Born in 1982, Peter Mokaya Tabichi is a Kenyan science teacher and Franciscan friar at Keriko Mixed Day Secondary School in Nakuru County. He is the winner of the 2019 Global Teacher Prize after he beat hundreds of other applicants to win the top prize.
More than a teacher
Growing up, Brother Tabichi wanted nothing more than to teach sciences as well as impact the lives of the students he taught. At Keriko Mixed Secondary School where he was posted after completing his studies, Brother Tabichi found students yearning for both an education and mentorship.
“Students who come to the school face many issues among them abject poverty. I made it my responsibility to provide for needy students who lacked school fees and basic items. Being a Franciscan brother, I donated 80 per cent of my salary to the needy. But if a student needed immediate help, I stepped in,” Brother Tabichi, whose own schooling was marred by financial constraints, says.
Another approach he uses to draw his students out of their cocoons is via the Science and Peace Clubs he started. Albeit against a backdrop of lack of facilities and funds, he coached, trained and urged his students to consider sciences. It was a process that had him muster all the training, patience and consistency he had. It bore fruit when the different teams he took to the national science competitions routed science teams from bigger, better-equipped schools in the country.

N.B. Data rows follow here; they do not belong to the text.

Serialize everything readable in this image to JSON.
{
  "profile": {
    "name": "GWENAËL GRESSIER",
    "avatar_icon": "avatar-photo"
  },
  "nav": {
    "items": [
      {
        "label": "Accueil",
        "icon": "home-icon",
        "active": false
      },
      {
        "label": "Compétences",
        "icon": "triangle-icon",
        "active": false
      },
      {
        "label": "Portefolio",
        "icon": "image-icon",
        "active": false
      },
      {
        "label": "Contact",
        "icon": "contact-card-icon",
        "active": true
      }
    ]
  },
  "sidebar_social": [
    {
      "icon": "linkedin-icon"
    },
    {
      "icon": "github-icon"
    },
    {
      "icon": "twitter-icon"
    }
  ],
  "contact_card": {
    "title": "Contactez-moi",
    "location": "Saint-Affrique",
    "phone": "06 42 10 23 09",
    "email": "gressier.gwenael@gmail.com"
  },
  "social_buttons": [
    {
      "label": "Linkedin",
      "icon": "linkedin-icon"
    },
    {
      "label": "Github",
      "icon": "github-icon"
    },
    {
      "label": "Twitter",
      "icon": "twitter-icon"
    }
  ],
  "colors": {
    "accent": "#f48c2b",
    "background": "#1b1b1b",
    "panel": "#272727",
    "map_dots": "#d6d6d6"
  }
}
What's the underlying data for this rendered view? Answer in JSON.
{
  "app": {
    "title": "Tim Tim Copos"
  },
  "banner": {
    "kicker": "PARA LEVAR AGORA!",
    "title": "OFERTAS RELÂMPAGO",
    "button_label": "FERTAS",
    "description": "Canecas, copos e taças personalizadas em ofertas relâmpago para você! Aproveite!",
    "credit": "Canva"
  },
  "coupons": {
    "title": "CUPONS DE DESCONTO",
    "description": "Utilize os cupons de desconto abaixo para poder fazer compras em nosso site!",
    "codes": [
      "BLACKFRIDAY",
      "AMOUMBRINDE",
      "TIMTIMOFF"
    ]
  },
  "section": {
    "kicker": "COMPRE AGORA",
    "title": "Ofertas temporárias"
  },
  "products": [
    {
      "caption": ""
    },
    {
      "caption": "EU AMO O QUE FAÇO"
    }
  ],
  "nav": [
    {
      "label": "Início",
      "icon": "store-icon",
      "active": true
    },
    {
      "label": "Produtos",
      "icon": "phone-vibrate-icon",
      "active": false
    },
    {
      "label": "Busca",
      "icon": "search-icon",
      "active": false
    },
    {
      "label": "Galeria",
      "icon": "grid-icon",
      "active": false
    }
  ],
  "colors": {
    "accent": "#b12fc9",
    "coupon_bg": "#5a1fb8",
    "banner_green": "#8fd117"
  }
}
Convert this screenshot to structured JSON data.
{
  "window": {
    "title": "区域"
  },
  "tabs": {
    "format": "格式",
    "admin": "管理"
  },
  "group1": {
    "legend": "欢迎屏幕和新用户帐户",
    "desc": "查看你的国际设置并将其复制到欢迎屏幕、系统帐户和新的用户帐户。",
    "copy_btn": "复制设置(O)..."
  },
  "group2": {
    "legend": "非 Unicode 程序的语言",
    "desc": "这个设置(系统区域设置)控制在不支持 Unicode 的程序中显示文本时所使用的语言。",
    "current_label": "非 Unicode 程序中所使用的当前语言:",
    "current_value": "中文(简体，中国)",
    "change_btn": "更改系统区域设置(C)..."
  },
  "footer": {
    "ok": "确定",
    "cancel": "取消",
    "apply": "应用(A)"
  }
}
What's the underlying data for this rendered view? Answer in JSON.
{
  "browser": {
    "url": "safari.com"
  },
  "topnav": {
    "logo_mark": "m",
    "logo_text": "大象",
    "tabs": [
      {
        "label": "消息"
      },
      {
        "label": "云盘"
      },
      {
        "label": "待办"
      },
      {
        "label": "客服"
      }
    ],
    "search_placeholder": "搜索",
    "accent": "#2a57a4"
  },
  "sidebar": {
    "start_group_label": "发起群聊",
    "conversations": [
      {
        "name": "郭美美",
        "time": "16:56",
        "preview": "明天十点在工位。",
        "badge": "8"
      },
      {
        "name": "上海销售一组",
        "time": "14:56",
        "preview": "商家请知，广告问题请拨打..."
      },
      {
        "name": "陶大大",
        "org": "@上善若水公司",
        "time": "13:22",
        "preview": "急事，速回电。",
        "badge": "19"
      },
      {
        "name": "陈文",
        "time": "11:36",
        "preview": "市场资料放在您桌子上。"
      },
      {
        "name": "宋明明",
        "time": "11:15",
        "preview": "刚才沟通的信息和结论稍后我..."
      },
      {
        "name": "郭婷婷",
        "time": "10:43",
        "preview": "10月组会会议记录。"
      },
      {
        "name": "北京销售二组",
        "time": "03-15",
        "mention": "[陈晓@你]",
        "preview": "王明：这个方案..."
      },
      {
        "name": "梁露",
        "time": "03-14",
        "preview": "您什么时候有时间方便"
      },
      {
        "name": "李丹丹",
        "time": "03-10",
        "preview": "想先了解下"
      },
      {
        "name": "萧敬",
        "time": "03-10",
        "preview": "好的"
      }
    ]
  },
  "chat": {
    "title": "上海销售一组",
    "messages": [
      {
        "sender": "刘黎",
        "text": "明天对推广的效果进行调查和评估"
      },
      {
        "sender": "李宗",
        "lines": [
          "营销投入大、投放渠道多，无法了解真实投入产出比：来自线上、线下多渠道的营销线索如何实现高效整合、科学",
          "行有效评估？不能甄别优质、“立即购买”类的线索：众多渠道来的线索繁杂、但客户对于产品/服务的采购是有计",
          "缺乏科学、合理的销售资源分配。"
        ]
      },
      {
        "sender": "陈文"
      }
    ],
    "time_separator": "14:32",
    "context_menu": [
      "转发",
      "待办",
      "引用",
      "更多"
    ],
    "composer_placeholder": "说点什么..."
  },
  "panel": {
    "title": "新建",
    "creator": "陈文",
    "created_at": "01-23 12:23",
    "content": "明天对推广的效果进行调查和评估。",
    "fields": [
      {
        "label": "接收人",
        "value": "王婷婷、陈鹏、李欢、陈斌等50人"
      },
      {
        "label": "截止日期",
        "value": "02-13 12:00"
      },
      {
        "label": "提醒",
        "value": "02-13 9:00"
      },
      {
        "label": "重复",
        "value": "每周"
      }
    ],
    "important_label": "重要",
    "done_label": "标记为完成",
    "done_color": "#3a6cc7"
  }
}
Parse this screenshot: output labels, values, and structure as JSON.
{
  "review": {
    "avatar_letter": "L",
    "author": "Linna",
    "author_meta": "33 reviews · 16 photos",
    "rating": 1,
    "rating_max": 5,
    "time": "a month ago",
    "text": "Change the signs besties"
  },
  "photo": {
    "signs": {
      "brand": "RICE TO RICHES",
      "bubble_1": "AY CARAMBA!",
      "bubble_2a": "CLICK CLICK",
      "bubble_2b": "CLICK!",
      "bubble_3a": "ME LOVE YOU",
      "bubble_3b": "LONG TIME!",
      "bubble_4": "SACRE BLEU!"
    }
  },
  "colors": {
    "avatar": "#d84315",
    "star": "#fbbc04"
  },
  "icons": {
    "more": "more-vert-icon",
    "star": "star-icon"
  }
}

One of his teams received an award from the Royal Society of Chemistry for their project based on harnessing plant life to generate electricity. Yet another emerged first in the public schools’ category in the Kenya Science and Engineering Fair 2018 for their innovative device that helped people with visual impairment measure objects. The Mathematical Science team earned a coveted spot at the INTEL International Science and Engineering Fair 2019 in Arizona, USA.
“The students who made it to universities and colleges from the school also increased from 16 in 2017 to 26 in 2018. The enrolment has spiked while the indiscipline cases have hit an all-time low,” he adds.
He draws his passion for teaching from his father who was also a teacher. He in fact mentions his father so many times and does not miss an opportunity to express his admiration and pure adoration for him.
“I lost my mum when I was 11 and my father stepped in to raise us. Everything I am and what I practice, I learnt from him. He is humble and selfless to a fault, values that he passed to me. He gave my siblings and I a Christian upbringing. I made him proud and he tells me he prays for me daily,” he can barely conceal the pride in his voice, despite his best efforts at modesty.
From Kenya to the World
In 2018, upon the insistence of another teacher friend, he applied for the Global Teacher Prize which came with a $1 million prize. The process involved rigorous interviews that at one point had him wondering what exactly he had gotten himself into. The assessors even came to the school to ascertain whether what was on the ground matched the submissions. He was elated when he learnt would be attending the awarding ceremony in Dubai.
“I was not as thrilled by the prospect of winning as I was by the fact that I was going to get on a plane for the first time. The furthest I had gone was to Uganda, so getting on a plane for the first time was a huge deal. Winning was out of question, I never foresaw that,” he recalls.
The only difference the Ksh100 million prize made was that now he had, on top of his drive and passion, the financial muscle to drive the grand vision he had for his school to fruition. When he decided to use 80 per cent of his cash prize to fund infrastructural projects in the school, he was simply continuing what he had started. The school is now a hive of activity with construction going on to bring the brother’s visions to life.
“I have a keen interest in STEM (Science, Technology, Engineering and Math) projects so I want to give those priority. After the construction, we will have more classrooms, a dining hall and a fully equipped computer lab with Internet connection, the first of its kind around here,” he states.
He has also initiated a borehole drilling project, which despite being an expensive venture, will provide water for both the school and the community.